Let’s start with my beloved Wildcats. The University of Kentucky’s #1 ranked men’s basketball team may be the only undefeated team left in major men’s college hoops. But it’s far from the only college or university to exploit a well-known gimmick in the tax code.
Typically, whenever you make a tax deductible contribution to your favorite nonprofit or charity, you must subtract the value of any good or service you receive in return, like a coffee mug or t-shirt. Contributions in exchange for priority seating or the exclusive right to buy a ticket at college sporting events used to work the same way – until 1988 when Congress enacted a law allowing sports fans to deduct 80 percent of such contributions.

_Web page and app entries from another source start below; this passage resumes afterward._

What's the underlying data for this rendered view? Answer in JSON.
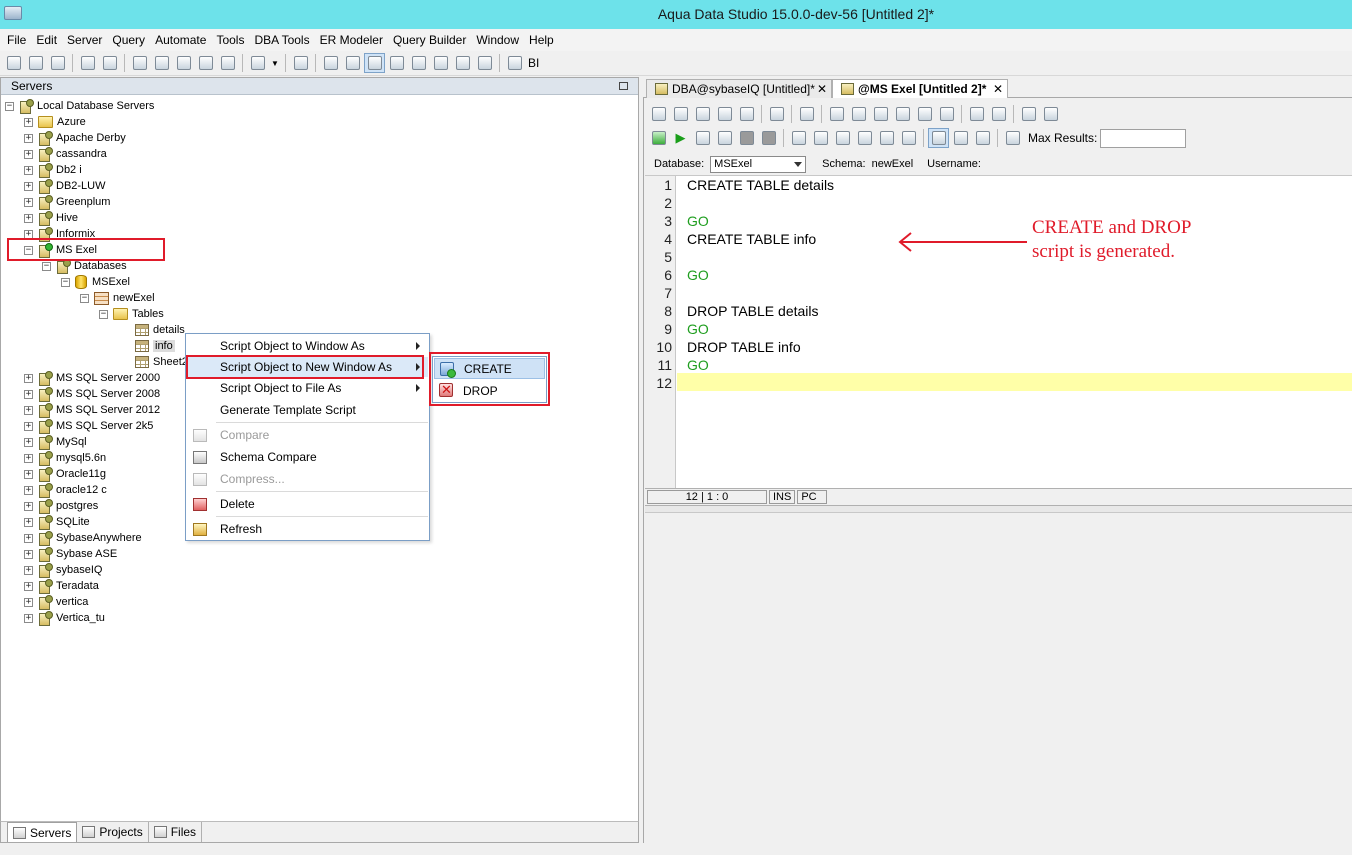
{
  "window": {
    "title": "Aqua Data Studio 15.0.0-dev-56 [Untitled 2]*"
  },
  "menubar": [
    "File",
    "Edit",
    "Server",
    "Query",
    "Automate",
    "Tools",
    "DBA Tools",
    "ER Modeler",
    "Query Builder",
    "Window",
    "Help"
  ],
  "toolbar": {
    "bi_label": "BI"
  },
  "servers_panel": {
    "title": "Servers",
    "root": "Local Database Servers",
    "servers": [
      "Azure",
      "Apache Derby",
      "cassandra",
      "Db2 i",
      "DB2-LUW",
      "Greenplum",
      "Hive",
      "Informix",
      "MS Exel"
    ],
    "ms_exel_children": {
      "databases": "Databases",
      "database": "MSExel",
      "schema": "newExel",
      "tables_folder": "Tables",
      "tables": [
        "details",
        "info",
        "Sheet2"
      ]
    },
    "servers_after": [
      "MS SQL Server 2000",
      "MS SQL Server 2008",
      "MS SQL Server 2012",
      "MS SQL Server 2k5",
      "MySql",
      "mysql5.6n",
      "Oracle11g",
      "oracle12 c",
      "postgres",
      "SQLite",
      "SybaseAnywhere",
      "Sybase ASE",
      "sybaseIQ",
      "Teradata",
      "vertica",
      "Vertica_tu"
    ]
  },
  "context_menu": {
    "items": [
      {
        "label": "Script Object to Window As"
      },
      {
        "label": "Script Object to New Window As"
      },
      {
        "label": "Script Object to File As"
      },
      {
        "label": "Generate Template Script"
      },
      {
        "label": "Compare"
      },
      {
        "label": "Schema Compare"
      },
      {
        "label": "Compress..."
      },
      {
        "label": "Delete"
      },
      {
        "label": "Refresh"
      }
    ],
    "submenu": [
      "CREATE",
      "DROP"
    ]
  },
  "bottom_tabs": [
    "Servers",
    "Projects",
    "Files"
  ],
  "editor_tabs": [
    "DBA@sybaseIQ [Untitled]*",
    "@MS Exel [Untitled 2]*"
  ],
  "query_toolbar": {
    "max_results_label": "Max Results:",
    "max_results_value": ""
  },
  "db_bar": {
    "database_label": "Database:",
    "database_value": "MSExel",
    "schema_label": "Schema:",
    "schema_value": "newExel",
    "username_label": "Username:"
  },
  "editor": {
    "line_numbers": [
      "1",
      "2",
      "3",
      "4",
      "5",
      "6",
      "7",
      "8",
      "9",
      "10",
      "11",
      "12"
    ],
    "lines": [
      "CREATE TABLE details",
      "",
      "GO",
      "CREATE TABLE info",
      "",
      "GO",
      "",
      "DROP TABLE details",
      "GO",
      "DROP TABLE info",
      "GO",
      ""
    ]
  },
  "status_bar": {
    "position": "12 | 1 : 0",
    "ins": "INS",
    "pc": "PC"
  },
  "annotation": {
    "line1": "CREATE and DROP",
    "line2": "script is generated."
  },
  "colors": {
    "title_bar": "#6de2ea",
    "highlight_red": "#e01b2a",
    "keyword_green": "#1f9e1f",
    "current_line": "#ffffa8"
  }
}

Now you might think that colleges and universities are doing nothing wrong by charging higher prices to super fans who want premium seats. And you would be right. Economists call this price discrimination and it makes a lot of sense for, say, airlines to sell first class seats at a premium.
The difference is that airlines are for-profit firms. When it comes to public or private, non-profit schools and universities, federal taxpayers are also on the hook, to the tune of $2.5 billion over 10 years according to the U.S. Treasury Department.
And benefits of the deduction are clearly upside down. Bloomberg reports that Duke charges $7,000 annually for priority seating, which creates a deduction worth $2,200 for a taxpayer in the top 39.6 percent bracket. Someone in the 10 percent bracket—if they could conceivably afford the surcharge and itemized their deductions– would get only $560. (If the taxpayer lives in North Carolina, she can also reduce her state income tax.)
College and university presidents argue that sports provide societal benefits – by attracting more and better students, or building leadership skills. But research casts doubt on these claims. And, while a winning record may boost donations to a particular school, there’s no evidence that successful athletic programs boost overall contributions to higher education.
Rather, the athletically rich schools get richer and the poor get poorer. In 2005, Division 1A athletic programs drew 82 percent of their total revenue from contributions (for tickets and other purposes) plus commercial activities (including media rights as well as ticket sales). For all other Division 1 schools, the comparable figure was 28 to 29 percent.
I guess I just wrote myself out of ever getting free tickets.
Full disclosure: I worked on tax and budget issues while serving as a senior economist with the Council of Economic Advisers from September 2013 to August 2014.
Posts and comments are solely the opinion of the author and not that of the Tax Policy Center, Urban Institute, or Brookings Institution.